> [SUPPLIED DATA]:

####################

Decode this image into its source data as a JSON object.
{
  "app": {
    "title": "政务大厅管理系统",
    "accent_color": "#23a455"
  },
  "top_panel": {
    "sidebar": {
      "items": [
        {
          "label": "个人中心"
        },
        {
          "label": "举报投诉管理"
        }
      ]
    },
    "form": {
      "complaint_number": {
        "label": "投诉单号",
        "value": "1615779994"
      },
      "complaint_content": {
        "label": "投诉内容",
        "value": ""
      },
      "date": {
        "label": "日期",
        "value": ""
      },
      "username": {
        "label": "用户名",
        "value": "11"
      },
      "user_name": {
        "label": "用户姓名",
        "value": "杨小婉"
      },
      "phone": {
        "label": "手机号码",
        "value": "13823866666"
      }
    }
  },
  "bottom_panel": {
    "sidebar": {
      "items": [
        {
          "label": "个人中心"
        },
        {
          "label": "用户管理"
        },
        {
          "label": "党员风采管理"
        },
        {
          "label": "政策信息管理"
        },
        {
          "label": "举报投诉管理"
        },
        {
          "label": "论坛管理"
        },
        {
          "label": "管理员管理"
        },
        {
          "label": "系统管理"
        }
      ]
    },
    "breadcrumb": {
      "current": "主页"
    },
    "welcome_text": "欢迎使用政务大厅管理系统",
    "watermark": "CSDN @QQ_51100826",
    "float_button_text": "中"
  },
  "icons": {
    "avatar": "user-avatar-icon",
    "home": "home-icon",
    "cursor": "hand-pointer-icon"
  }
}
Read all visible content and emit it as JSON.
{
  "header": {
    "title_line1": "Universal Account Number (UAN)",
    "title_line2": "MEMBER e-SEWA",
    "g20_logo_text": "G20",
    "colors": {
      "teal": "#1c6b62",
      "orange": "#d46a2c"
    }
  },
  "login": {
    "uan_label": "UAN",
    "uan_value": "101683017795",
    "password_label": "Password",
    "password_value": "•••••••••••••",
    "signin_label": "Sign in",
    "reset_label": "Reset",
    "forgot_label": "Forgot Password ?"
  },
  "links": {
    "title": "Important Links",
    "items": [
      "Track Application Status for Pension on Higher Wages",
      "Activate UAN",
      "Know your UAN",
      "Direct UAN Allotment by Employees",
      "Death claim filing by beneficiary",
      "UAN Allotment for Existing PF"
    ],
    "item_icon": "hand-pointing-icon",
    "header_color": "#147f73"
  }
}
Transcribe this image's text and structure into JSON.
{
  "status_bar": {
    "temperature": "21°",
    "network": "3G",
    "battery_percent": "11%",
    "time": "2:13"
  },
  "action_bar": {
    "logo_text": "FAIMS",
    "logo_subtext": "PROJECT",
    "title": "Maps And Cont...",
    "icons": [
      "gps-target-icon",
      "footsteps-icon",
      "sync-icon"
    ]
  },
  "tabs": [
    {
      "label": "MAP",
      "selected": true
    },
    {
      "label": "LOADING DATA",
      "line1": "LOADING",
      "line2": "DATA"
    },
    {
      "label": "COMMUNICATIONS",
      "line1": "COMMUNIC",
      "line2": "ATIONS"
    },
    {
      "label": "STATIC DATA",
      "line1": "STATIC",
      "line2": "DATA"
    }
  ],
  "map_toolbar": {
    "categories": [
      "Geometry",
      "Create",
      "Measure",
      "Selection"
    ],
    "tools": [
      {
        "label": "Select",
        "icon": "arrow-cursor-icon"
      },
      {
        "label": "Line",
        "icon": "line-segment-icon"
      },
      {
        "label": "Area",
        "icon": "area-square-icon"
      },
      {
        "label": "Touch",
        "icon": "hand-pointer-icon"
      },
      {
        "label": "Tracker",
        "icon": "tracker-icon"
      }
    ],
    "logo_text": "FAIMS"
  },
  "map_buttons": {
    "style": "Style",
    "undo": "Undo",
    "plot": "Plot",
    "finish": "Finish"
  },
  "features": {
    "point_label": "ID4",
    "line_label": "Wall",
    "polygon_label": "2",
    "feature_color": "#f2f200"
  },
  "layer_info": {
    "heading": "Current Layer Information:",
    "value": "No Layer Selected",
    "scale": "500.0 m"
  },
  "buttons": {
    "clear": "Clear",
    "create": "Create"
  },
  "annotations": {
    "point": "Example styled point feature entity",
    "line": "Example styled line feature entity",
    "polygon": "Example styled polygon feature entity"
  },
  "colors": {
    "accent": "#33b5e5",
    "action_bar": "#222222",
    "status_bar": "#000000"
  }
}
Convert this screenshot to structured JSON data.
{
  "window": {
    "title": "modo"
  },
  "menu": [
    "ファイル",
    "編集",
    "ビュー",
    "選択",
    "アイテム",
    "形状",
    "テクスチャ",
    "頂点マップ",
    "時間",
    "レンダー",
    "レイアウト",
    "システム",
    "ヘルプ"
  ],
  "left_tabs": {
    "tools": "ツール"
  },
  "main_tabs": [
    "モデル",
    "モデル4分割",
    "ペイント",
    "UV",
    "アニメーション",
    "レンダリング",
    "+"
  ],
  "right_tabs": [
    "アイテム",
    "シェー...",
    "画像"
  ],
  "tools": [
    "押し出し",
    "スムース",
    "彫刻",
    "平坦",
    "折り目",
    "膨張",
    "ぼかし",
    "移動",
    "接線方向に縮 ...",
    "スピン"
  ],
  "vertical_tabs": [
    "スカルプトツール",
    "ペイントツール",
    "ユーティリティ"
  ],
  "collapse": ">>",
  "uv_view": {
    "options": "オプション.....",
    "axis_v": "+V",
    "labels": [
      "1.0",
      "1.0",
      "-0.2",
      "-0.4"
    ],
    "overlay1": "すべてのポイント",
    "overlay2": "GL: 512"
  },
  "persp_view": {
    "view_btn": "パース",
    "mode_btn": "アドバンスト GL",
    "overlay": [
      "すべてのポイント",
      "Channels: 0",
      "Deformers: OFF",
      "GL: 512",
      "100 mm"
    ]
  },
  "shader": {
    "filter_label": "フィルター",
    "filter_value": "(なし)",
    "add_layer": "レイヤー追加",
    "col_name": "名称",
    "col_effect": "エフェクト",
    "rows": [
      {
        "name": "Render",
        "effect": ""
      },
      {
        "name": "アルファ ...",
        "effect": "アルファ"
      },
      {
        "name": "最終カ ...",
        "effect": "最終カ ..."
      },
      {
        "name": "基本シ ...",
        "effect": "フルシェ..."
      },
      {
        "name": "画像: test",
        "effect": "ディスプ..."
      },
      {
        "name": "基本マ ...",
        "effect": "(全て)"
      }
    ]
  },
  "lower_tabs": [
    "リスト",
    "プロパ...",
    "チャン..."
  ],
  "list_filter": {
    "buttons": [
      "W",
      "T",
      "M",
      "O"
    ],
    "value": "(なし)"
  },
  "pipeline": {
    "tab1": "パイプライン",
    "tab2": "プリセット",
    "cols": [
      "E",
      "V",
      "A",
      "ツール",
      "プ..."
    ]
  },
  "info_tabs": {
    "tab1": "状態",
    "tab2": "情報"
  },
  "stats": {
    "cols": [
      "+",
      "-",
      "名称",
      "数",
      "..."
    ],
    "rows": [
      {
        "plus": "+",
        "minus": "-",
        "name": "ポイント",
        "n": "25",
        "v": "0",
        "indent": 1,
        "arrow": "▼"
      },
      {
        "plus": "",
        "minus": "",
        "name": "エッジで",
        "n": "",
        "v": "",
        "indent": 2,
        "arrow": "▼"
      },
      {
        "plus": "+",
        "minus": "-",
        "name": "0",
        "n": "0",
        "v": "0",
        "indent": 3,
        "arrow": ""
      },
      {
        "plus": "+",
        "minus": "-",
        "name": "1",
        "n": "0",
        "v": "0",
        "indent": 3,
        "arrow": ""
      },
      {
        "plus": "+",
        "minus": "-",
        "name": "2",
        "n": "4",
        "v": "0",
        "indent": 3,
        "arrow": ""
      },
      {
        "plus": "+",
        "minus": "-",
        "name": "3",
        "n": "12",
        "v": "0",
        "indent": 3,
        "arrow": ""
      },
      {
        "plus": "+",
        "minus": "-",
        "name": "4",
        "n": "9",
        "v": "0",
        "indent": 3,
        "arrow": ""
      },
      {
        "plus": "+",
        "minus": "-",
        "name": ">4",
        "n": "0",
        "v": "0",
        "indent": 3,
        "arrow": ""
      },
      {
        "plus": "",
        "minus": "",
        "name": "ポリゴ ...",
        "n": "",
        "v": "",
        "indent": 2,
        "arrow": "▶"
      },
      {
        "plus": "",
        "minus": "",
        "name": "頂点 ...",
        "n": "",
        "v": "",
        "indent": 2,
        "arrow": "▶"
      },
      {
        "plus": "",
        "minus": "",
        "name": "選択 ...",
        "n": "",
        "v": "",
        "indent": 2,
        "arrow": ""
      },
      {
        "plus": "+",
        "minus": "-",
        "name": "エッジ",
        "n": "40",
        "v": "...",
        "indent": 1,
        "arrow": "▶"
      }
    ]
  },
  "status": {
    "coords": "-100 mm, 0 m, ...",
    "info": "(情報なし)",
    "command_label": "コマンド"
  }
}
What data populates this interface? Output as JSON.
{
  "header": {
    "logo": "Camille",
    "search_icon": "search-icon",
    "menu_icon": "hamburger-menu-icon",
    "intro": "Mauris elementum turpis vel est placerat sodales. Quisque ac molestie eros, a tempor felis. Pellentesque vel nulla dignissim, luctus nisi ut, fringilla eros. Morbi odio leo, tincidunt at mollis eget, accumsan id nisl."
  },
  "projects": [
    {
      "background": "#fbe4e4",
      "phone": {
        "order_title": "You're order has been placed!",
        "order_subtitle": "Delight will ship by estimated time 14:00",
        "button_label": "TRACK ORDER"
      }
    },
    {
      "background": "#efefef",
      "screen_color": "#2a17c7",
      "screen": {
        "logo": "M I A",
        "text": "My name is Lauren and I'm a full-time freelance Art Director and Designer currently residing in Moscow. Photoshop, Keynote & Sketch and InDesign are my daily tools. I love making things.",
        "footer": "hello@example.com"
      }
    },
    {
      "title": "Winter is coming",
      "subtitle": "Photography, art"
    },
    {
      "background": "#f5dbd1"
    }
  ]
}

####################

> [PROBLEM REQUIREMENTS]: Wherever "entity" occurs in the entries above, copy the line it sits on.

> [REPLY TO THE EXERCISE]:
    "point": "Example styled point feature entity",
    "line": "Example styled line feature entity",
    "polygon": "Example styled polygon feature entity"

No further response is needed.